» **Activity**
Where a line in the entries below contains the word "parallels", it counts; give the total by itself.

****

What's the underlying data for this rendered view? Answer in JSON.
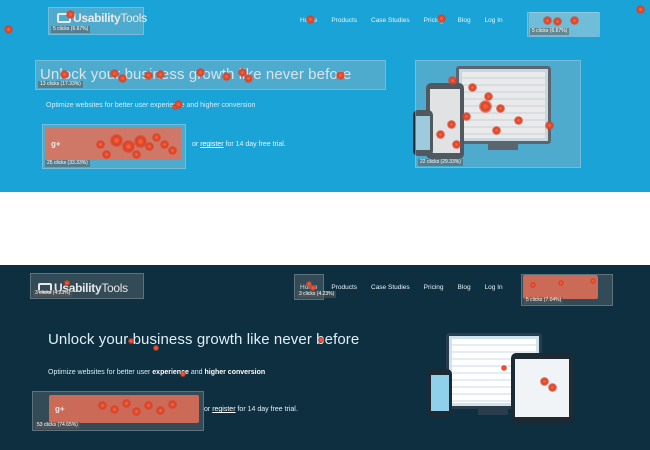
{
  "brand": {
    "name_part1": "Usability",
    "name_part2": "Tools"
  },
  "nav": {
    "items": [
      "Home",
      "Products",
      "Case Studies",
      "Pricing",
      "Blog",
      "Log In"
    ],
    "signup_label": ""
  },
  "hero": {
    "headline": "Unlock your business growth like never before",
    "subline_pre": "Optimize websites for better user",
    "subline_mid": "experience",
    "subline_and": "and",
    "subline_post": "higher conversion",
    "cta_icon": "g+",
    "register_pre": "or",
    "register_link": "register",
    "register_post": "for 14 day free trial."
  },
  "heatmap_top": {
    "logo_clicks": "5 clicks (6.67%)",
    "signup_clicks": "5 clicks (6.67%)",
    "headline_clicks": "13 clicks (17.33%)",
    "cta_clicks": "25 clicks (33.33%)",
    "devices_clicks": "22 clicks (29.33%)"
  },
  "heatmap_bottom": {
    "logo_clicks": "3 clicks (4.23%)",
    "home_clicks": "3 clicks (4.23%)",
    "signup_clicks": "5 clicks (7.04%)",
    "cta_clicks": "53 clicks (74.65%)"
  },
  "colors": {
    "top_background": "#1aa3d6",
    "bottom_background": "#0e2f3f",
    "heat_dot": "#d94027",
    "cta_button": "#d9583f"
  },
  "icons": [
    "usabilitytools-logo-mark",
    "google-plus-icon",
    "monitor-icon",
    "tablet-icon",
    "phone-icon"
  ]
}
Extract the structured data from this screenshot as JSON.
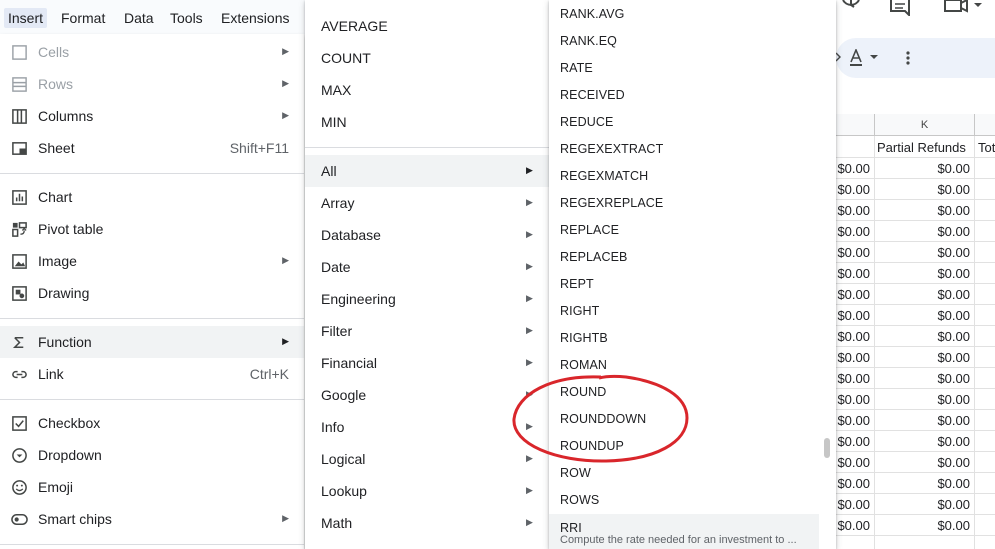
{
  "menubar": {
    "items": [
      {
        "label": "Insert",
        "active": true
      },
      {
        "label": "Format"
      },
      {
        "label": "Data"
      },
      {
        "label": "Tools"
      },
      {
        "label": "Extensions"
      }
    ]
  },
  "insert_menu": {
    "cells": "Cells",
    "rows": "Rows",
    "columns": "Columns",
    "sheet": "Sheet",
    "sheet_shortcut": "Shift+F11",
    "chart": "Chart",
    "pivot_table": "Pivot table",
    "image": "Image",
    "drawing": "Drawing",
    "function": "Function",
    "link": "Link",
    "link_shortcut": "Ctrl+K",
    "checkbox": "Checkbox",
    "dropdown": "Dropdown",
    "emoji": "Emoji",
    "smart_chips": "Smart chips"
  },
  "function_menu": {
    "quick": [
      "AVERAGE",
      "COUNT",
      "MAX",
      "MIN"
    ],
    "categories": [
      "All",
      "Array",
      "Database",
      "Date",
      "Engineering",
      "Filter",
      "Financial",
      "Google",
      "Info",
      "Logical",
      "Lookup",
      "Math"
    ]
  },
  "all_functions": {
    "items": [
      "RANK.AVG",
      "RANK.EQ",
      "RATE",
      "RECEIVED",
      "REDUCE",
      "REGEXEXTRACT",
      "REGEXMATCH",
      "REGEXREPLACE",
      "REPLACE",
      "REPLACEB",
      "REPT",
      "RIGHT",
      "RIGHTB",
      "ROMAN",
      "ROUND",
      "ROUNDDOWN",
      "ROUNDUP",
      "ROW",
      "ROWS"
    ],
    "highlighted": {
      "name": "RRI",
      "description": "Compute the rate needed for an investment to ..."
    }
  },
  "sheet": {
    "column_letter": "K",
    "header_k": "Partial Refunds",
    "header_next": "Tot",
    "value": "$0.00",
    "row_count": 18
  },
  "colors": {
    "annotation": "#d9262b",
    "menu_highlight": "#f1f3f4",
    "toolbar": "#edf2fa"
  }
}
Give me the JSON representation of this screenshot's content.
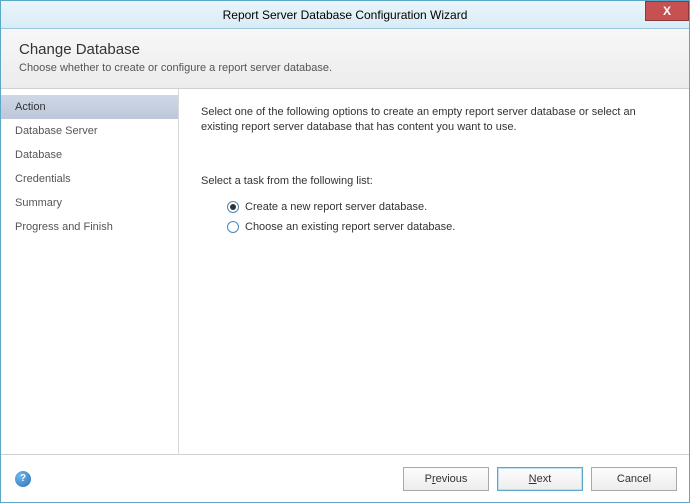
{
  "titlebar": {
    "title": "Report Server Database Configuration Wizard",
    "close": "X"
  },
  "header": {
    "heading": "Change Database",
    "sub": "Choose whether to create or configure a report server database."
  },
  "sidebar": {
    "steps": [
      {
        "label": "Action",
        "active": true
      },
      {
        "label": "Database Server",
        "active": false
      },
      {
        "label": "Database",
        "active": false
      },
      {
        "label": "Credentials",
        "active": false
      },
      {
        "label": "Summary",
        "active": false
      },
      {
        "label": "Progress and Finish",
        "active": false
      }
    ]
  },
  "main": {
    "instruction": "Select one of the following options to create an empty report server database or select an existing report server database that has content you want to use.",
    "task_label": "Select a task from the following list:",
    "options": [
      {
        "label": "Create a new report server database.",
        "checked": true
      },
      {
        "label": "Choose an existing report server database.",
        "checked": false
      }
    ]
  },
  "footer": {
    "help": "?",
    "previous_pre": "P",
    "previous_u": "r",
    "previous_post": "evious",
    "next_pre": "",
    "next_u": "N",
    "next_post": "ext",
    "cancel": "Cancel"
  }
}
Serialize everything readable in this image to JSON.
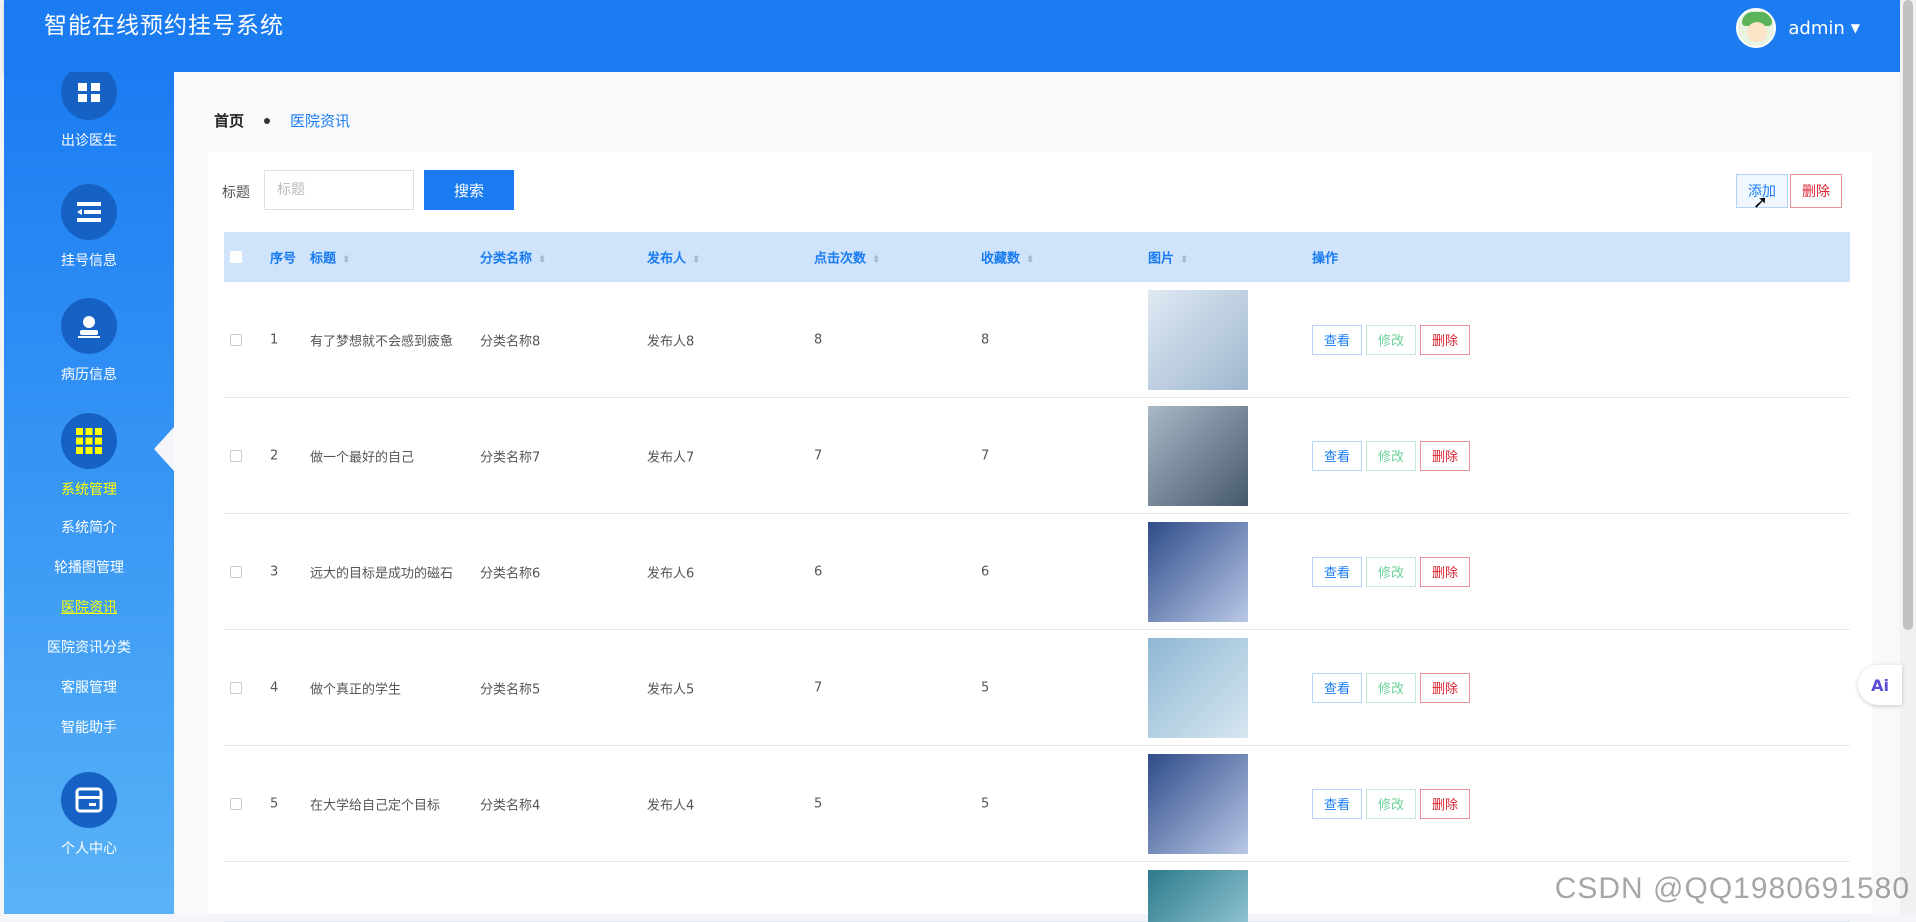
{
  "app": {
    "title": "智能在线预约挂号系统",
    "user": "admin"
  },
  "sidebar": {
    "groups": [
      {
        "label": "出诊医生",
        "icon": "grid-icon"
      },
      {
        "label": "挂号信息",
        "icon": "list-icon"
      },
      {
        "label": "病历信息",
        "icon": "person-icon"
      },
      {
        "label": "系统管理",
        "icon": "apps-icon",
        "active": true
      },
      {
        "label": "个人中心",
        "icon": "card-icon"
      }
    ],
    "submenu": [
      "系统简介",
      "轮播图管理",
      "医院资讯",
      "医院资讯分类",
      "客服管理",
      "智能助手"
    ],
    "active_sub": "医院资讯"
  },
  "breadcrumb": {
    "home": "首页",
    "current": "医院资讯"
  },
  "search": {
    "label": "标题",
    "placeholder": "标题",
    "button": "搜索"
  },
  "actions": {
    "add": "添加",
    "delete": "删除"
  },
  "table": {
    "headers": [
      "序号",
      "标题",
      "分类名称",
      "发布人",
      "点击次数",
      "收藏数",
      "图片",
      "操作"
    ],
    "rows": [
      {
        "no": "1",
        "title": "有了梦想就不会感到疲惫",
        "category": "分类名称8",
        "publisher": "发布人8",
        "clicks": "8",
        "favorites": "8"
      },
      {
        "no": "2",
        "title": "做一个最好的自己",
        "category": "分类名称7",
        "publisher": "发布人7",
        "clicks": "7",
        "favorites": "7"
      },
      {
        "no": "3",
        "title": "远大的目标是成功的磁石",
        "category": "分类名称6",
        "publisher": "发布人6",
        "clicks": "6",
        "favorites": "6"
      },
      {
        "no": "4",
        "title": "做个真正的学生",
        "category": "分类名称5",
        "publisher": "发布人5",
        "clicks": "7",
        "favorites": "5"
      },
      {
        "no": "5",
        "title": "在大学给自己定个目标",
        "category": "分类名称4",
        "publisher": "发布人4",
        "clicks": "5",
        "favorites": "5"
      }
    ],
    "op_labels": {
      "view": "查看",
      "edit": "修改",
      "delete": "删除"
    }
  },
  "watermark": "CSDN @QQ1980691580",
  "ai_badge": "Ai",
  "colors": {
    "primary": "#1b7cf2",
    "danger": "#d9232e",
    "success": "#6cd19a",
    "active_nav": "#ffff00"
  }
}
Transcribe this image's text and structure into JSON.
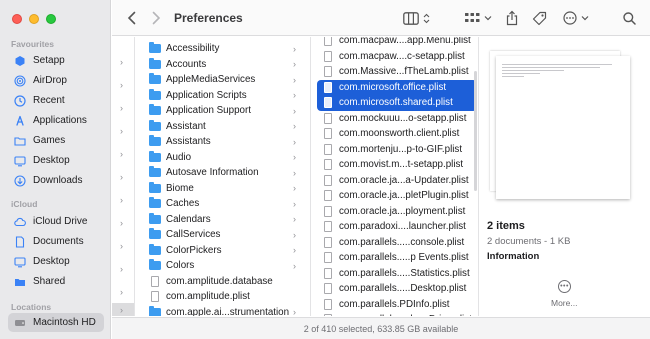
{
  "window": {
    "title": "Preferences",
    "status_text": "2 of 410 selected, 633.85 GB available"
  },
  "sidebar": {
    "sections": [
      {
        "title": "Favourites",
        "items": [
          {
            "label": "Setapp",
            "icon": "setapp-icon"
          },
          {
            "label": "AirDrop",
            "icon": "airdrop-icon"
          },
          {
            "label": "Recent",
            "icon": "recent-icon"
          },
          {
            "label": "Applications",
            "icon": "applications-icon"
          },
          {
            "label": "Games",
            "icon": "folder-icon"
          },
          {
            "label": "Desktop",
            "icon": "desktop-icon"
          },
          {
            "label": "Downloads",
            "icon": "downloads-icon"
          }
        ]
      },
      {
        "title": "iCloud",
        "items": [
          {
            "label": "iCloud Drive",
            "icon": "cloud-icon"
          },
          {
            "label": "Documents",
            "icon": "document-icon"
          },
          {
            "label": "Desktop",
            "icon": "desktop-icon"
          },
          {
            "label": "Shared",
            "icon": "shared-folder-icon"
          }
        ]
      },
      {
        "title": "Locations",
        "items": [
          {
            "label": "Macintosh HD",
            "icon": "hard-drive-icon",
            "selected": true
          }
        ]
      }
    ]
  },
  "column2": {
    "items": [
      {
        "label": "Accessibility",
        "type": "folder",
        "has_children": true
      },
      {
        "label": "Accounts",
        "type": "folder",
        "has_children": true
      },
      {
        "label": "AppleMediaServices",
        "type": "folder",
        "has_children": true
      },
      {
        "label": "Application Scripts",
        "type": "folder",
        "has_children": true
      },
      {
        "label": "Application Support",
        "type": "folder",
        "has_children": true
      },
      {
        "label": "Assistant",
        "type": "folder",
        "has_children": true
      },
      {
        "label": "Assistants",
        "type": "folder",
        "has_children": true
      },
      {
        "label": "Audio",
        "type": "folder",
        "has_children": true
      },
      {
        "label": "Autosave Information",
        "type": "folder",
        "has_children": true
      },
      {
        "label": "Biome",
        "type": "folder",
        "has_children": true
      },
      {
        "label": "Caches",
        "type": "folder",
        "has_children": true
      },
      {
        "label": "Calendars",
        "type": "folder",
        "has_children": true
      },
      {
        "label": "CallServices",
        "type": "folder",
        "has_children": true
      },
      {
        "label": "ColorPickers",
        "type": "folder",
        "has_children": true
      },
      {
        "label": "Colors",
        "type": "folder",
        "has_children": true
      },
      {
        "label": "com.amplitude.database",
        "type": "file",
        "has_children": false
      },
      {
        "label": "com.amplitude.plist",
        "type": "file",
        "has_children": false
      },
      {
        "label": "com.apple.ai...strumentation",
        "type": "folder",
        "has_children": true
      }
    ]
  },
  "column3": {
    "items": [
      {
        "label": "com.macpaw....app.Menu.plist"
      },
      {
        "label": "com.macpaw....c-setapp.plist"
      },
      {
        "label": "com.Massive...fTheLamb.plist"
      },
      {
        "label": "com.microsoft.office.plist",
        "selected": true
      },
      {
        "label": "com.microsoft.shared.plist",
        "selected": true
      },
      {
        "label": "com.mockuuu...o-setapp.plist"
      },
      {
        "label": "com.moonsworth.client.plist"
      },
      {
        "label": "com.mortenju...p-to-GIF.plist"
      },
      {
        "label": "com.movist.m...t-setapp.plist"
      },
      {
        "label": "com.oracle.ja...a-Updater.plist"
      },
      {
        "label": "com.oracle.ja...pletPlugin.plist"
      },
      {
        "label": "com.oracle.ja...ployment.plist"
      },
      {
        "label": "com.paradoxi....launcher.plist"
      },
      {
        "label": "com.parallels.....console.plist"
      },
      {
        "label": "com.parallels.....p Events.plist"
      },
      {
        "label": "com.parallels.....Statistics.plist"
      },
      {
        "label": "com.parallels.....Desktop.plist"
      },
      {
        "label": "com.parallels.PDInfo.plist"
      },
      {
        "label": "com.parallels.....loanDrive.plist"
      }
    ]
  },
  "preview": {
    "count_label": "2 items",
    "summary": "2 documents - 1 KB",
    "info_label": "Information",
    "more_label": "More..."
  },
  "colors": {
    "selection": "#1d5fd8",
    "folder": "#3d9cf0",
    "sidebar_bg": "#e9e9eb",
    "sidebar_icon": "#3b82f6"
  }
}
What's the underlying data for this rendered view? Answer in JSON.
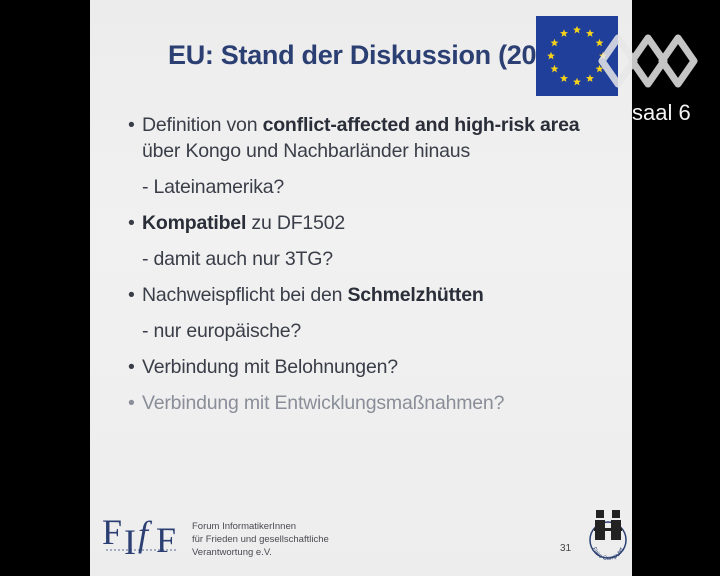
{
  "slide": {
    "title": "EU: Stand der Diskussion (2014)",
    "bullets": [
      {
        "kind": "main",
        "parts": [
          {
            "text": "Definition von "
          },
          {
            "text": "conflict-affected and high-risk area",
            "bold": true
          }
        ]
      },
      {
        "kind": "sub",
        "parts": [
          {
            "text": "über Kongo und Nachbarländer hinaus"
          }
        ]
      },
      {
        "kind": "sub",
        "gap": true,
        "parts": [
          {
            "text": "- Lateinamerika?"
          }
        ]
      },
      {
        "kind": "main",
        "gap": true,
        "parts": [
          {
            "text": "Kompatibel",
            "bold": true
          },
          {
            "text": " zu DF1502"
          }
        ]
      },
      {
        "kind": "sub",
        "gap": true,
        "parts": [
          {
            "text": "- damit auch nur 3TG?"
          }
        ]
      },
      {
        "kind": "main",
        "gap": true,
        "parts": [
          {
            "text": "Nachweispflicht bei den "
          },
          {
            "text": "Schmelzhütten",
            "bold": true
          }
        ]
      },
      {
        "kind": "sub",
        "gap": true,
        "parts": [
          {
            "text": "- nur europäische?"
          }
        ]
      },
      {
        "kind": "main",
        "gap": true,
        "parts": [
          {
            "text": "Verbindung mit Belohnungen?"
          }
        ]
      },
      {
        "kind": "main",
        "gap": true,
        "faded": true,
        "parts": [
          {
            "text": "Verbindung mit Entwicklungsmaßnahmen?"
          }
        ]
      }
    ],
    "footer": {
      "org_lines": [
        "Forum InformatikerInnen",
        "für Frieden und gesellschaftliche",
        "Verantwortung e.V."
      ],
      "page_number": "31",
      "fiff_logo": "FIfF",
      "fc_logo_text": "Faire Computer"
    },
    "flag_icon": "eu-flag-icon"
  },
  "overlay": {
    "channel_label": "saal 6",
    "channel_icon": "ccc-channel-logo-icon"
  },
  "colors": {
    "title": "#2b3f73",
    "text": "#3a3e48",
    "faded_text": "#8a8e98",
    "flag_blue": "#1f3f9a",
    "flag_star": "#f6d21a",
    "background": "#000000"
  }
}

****

» **Problem solution**
6